● Exercise aim
Please give the data again in full, precisely as it is written.

Source records
______

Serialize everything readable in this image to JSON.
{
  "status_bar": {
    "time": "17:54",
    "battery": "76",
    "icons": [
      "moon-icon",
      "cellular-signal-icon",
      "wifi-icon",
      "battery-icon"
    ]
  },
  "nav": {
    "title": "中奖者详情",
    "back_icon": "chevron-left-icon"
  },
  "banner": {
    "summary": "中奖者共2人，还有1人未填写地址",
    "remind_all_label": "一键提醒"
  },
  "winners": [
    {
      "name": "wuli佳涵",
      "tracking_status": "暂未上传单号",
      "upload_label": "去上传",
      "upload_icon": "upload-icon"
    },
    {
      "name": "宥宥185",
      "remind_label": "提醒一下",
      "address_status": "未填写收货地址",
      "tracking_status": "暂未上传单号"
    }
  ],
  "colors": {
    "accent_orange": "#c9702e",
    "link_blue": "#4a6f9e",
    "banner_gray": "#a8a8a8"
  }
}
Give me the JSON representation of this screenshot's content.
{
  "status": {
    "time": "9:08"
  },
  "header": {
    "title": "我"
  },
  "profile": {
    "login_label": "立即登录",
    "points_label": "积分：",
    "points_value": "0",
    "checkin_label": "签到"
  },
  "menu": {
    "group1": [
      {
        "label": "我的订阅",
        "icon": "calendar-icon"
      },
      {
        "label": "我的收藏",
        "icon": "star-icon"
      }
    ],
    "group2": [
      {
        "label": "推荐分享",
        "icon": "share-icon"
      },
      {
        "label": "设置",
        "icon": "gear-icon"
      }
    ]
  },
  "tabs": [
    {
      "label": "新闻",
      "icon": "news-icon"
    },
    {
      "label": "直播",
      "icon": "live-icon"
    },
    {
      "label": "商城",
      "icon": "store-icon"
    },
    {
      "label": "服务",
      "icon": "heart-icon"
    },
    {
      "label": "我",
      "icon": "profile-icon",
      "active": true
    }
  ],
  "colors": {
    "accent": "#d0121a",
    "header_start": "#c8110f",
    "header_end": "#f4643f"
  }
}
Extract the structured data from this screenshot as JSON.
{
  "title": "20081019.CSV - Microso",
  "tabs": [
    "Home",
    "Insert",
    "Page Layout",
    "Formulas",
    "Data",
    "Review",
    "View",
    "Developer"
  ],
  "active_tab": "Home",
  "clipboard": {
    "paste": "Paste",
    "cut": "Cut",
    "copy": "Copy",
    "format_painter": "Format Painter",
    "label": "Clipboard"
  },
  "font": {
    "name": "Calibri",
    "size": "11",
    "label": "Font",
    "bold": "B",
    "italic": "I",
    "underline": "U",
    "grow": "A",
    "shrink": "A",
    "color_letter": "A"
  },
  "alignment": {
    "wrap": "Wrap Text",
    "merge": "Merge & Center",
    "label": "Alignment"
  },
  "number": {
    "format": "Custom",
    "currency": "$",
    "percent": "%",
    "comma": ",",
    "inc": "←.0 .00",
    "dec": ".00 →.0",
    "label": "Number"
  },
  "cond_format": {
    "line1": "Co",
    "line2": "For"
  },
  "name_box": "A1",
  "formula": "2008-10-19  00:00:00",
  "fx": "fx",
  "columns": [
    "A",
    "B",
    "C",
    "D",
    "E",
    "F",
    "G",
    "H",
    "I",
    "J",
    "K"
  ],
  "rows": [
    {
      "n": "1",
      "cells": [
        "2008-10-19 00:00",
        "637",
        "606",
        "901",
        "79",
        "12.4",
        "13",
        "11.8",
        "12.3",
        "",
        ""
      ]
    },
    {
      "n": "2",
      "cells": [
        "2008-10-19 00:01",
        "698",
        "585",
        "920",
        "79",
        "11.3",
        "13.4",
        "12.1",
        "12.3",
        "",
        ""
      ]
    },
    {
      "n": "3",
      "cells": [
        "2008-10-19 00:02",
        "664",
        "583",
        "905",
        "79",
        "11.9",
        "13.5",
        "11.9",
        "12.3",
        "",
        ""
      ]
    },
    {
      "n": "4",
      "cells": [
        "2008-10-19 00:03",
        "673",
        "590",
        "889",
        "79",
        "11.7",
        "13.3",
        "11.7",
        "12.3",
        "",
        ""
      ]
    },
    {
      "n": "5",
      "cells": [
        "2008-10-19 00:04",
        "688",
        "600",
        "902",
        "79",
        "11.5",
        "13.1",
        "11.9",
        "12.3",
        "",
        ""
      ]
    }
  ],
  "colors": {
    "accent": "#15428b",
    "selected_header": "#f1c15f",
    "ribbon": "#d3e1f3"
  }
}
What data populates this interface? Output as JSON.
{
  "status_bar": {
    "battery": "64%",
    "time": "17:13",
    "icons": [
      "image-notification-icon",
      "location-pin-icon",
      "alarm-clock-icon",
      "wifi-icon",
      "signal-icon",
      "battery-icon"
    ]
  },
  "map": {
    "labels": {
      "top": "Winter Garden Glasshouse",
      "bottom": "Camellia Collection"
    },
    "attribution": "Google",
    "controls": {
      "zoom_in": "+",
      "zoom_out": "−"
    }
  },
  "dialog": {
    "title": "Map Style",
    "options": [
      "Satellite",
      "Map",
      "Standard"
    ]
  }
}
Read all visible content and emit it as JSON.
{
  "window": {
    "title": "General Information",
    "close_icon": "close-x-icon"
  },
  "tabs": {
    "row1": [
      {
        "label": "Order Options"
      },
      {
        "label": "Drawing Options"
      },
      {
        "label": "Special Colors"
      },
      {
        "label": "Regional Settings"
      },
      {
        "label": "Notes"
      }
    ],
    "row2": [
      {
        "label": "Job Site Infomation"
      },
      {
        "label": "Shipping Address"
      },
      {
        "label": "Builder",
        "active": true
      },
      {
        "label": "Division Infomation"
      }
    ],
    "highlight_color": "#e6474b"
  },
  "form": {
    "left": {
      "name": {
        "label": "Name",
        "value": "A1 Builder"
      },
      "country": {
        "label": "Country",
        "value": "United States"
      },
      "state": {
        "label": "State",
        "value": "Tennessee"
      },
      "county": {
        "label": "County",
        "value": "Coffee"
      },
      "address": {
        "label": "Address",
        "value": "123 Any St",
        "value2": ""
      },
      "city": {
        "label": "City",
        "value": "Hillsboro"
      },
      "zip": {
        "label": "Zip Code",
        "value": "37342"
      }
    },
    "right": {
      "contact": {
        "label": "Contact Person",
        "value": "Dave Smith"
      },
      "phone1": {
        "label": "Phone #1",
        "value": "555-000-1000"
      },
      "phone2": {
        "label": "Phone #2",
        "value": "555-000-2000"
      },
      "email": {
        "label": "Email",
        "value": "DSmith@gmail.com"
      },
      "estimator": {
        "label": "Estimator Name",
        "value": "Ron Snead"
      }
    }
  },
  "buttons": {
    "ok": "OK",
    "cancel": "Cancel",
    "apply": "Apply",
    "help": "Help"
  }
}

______

● Task solution
Serialize everything readable in this image to JSON.
{
  "status_bar": {
    "time": "17:54",
    "battery": "76",
    "icons": [
      "moon-icon",
      "cellular-signal-icon",
      "wifi-icon",
      "battery-icon"
    ]
  },
  "nav": {
    "title": "中奖者详情",
    "back_icon": "chevron-left-icon"
  },
  "banner": {
    "summary": "中奖者共2人，还有1人未填写地址",
    "remind_all_label": "一键提醒"
  },
  "winners": [
    {
      "name": "wuli佳涵",
      "tracking_status": "暂未上传单号",
      "upload_label": "去上传",
      "upload_icon": "upload-icon"
    },
    {
      "name": "宥宥185",
      "remind_label": "提醒一下",
      "address_status": "未填写收货地址",
      "tracking_status": "暂未上传单号"
    }
  ],
  "colors": {
    "accent_orange": "#c9702e",
    "link_blue": "#4a6f9e",
    "banner_gray": "#a8a8a8"
  }
}
Give me the JSON representation of this screenshot's content.
{
  "status": {
    "time": "9:08"
  },
  "header": {
    "title": "我"
  },
  "profile": {
    "login_label": "立即登录",
    "points_label": "积分：",
    "points_value": "0",
    "checkin_label": "签到"
  },
  "menu": {
    "group1": [
      {
        "label": "我的订阅",
        "icon": "calendar-icon"
      },
      {
        "label": "我的收藏",
        "icon": "star-icon"
      }
    ],
    "group2": [
      {
        "label": "推荐分享",
        "icon": "share-icon"
      },
      {
        "label": "设置",
        "icon": "gear-icon"
      }
    ]
  },
  "tabs": [
    {
      "label": "新闻",
      "icon": "news-icon"
    },
    {
      "label": "直播",
      "icon": "live-icon"
    },
    {
      "label": "商城",
      "icon": "store-icon"
    },
    {
      "label": "服务",
      "icon": "heart-icon"
    },
    {
      "label": "我",
      "icon": "profile-icon",
      "active": true
    }
  ],
  "colors": {
    "accent": "#d0121a",
    "header_start": "#c8110f",
    "header_end": "#f4643f"
  }
}
Extract the structured data from this screenshot as JSON.
{
  "title": "20081019.CSV - Microso",
  "tabs": [
    "Home",
    "Insert",
    "Page Layout",
    "Formulas",
    "Data",
    "Review",
    "View",
    "Developer"
  ],
  "active_tab": "Home",
  "clipboard": {
    "paste": "Paste",
    "cut": "Cut",
    "copy": "Copy",
    "format_painter": "Format Painter",
    "label": "Clipboard"
  },
  "font": {
    "name": "Calibri",
    "size": "11",
    "label": "Font",
    "bold": "B",
    "italic": "I",
    "underline": "U",
    "grow": "A",
    "shrink": "A",
    "color_letter": "A"
  },
  "alignment": {
    "wrap": "Wrap Text",
    "merge": "Merge & Center",
    "label": "Alignment"
  },
  "number": {
    "format": "Custom",
    "currency": "$",
    "percent": "%",
    "comma": ",",
    "inc": "←.0 .00",
    "dec": ".00 →.0",
    "label": "Number"
  },
  "cond_format": {
    "line1": "Co",
    "line2": "For"
  },
  "name_box": "A1",
  "formula": "2008-10-19  00:00:00",
  "fx": "fx",
  "columns": [
    "A",
    "B",
    "C",
    "D",
    "E",
    "F",
    "G",
    "H",
    "I",
    "J",
    "K"
  ],
  "rows": [
    {
      "n": "1",
      "cells": [
        "2008-10-19 00:00",
        "637",
        "606",
        "901",
        "79",
        "12.4",
        "13",
        "11.8",
        "12.3",
        "",
        ""
      ]
    },
    {
      "n": "2",
      "cells": [
        "2008-10-19 00:01",
        "698",
        "585",
        "920",
        "79",
        "11.3",
        "13.4",
        "12.1",
        "12.3",
        "",
        ""
      ]
    },
    {
      "n": "3",
      "cells": [
        "2008-10-19 00:02",
        "664",
        "583",
        "905",
        "79",
        "11.9",
        "13.5",
        "11.9",
        "12.3",
        "",
        ""
      ]
    },
    {
      "n": "4",
      "cells": [
        "2008-10-19 00:03",
        "673",
        "590",
        "889",
        "79",
        "11.7",
        "13.3",
        "11.7",
        "12.3",
        "",
        ""
      ]
    },
    {
      "n": "5",
      "cells": [
        "2008-10-19 00:04",
        "688",
        "600",
        "902",
        "79",
        "11.5",
        "13.1",
        "11.9",
        "12.3",
        "",
        ""
      ]
    }
  ],
  "colors": {
    "accent": "#15428b",
    "selected_header": "#f1c15f",
    "ribbon": "#d3e1f3"
  }
}
What data populates this interface? Output as JSON.
{
  "status_bar": {
    "battery": "64%",
    "time": "17:13",
    "icons": [
      "image-notification-icon",
      "location-pin-icon",
      "alarm-clock-icon",
      "wifi-icon",
      "signal-icon",
      "battery-icon"
    ]
  },
  "map": {
    "labels": {
      "top": "Winter Garden Glasshouse",
      "bottom": "Camellia Collection"
    },
    "attribution": "Google",
    "controls": {
      "zoom_in": "+",
      "zoom_out": "−"
    }
  },
  "dialog": {
    "title": "Map Style",
    "options": [
      "Satellite",
      "Map",
      "Standard"
    ]
  }
}
Read all visible content and emit it as JSON.
{
  "window": {
    "title": "General Information",
    "close_icon": "close-x-icon"
  },
  "tabs": {
    "row1": [
      {
        "label": "Order Options"
      },
      {
        "label": "Drawing Options"
      },
      {
        "label": "Special Colors"
      },
      {
        "label": "Regional Settings"
      },
      {
        "label": "Notes"
      }
    ],
    "row2": [
      {
        "label": "Job Site Infomation"
      },
      {
        "label": "Shipping Address"
      },
      {
        "label": "Builder",
        "active": true
      },
      {
        "label": "Division Infomation"
      }
    ],
    "highlight_color": "#e6474b"
  },
  "form": {
    "left": {
      "name": {
        "label": "Name",
        "value": "A1 Builder"
      },
      "country": {
        "label": "Country",
        "value": "United States"
      },
      "state": {
        "label": "State",
        "value": "Tennessee"
      },
      "county": {
        "label": "County",
        "value": "Coffee"
      },
      "address": {
        "label": "Address",
        "value": "123 Any St",
        "value2": ""
      },
      "city": {
        "label": "City",
        "value": "Hillsboro"
      },
      "zip": {
        "label": "Zip Code",
        "value": "37342"
      }
    },
    "right": {
      "contact": {
        "label": "Contact Person",
        "value": "Dave Smith"
      },
      "phone1": {
        "label": "Phone #1",
        "value": "555-000-1000"
      },
      "phone2": {
        "label": "Phone #2",
        "value": "555-000-2000"
      },
      "email": {
        "label": "Email",
        "value": "DSmith@gmail.com"
      },
      "estimator": {
        "label": "Estimator Name",
        "value": "Ron Snead"
      }
    }
  },
  "buttons": {
    "ok": "OK",
    "cancel": "Cancel",
    "apply": "Apply",
    "help": "Help"
  }
}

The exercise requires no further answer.